# WORK ORDER
Copy each line of the records that holds the string "name".

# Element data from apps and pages
-------

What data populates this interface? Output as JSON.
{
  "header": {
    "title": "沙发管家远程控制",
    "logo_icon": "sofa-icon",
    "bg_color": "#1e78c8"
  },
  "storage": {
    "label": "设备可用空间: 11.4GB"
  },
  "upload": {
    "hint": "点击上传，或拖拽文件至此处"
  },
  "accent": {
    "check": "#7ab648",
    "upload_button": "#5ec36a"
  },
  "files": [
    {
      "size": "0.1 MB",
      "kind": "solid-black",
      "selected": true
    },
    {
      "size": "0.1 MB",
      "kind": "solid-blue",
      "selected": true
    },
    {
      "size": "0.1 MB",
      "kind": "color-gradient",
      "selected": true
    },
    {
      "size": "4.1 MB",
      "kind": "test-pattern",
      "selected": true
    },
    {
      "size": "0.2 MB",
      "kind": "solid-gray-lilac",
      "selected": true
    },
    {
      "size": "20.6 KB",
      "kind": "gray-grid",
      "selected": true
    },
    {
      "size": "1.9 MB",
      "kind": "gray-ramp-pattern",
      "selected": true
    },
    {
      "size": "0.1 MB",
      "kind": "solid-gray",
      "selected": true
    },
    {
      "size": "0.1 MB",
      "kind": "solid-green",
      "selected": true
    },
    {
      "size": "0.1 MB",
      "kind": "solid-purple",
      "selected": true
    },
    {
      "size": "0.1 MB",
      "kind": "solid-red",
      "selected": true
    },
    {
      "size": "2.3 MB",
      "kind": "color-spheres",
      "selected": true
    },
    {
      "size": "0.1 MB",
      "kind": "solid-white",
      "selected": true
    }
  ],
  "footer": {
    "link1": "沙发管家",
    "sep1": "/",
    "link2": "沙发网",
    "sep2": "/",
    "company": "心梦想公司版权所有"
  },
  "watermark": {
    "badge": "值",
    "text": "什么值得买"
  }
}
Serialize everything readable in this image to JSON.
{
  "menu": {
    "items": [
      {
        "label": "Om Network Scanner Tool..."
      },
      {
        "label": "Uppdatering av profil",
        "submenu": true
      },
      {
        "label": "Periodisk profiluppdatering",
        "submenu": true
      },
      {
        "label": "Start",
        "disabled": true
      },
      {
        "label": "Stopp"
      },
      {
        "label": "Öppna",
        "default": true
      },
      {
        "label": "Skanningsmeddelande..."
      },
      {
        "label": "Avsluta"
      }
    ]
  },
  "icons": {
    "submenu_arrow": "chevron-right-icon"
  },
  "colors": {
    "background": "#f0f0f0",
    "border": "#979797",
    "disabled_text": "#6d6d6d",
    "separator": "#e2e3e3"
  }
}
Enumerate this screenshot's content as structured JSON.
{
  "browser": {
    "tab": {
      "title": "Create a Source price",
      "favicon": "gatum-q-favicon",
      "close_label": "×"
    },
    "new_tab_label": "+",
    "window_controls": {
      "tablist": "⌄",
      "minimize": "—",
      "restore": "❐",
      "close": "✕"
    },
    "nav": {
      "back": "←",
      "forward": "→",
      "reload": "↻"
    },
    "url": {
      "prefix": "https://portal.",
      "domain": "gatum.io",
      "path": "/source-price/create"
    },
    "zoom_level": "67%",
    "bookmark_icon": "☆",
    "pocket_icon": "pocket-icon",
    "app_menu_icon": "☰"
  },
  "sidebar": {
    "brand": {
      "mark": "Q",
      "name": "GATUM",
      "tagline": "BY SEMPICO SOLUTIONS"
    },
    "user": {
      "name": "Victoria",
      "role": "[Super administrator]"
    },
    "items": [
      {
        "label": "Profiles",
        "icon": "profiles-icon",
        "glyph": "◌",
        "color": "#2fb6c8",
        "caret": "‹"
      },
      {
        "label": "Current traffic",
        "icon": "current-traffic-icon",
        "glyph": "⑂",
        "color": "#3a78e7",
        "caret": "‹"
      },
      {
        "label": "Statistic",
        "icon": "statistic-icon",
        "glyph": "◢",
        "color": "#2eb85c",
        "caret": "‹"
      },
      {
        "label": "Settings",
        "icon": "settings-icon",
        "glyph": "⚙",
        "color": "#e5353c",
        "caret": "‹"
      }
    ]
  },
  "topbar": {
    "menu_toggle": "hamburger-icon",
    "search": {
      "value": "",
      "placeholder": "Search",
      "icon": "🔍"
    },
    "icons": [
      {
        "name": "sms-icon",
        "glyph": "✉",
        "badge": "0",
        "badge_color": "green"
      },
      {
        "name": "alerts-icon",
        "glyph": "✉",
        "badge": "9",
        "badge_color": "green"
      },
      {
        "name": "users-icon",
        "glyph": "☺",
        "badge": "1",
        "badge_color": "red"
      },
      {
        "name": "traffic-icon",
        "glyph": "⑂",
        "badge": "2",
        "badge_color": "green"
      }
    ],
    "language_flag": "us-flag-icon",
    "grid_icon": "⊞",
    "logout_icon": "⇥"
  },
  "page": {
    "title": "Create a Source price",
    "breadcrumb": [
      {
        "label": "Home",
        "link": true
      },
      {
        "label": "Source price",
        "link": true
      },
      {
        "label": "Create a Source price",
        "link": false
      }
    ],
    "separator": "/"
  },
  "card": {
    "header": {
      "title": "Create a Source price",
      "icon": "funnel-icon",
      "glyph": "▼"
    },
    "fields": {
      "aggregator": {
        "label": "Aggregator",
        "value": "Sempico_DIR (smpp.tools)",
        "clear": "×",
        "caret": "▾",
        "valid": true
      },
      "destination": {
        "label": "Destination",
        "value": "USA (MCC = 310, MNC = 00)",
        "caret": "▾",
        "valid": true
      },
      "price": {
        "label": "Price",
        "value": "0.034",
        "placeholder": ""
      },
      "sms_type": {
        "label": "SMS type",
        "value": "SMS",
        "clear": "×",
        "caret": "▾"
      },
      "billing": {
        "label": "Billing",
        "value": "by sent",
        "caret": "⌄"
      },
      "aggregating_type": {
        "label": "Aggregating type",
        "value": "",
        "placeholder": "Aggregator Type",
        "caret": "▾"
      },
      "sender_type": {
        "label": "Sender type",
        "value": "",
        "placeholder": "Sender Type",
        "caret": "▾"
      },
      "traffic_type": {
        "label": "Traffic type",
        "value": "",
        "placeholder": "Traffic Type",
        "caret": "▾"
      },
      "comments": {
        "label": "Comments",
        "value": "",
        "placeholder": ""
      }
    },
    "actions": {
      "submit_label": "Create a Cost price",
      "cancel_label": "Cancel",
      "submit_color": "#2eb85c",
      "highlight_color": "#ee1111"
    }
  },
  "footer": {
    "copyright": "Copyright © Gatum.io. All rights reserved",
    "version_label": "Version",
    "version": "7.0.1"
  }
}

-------

# THE ANSWER
      "name": "GATUM",
      "name": "Victoria",
        "name": "sms-icon",
        "name": "alerts-icon",
        "name": "users-icon",
        "name": "traffic-icon",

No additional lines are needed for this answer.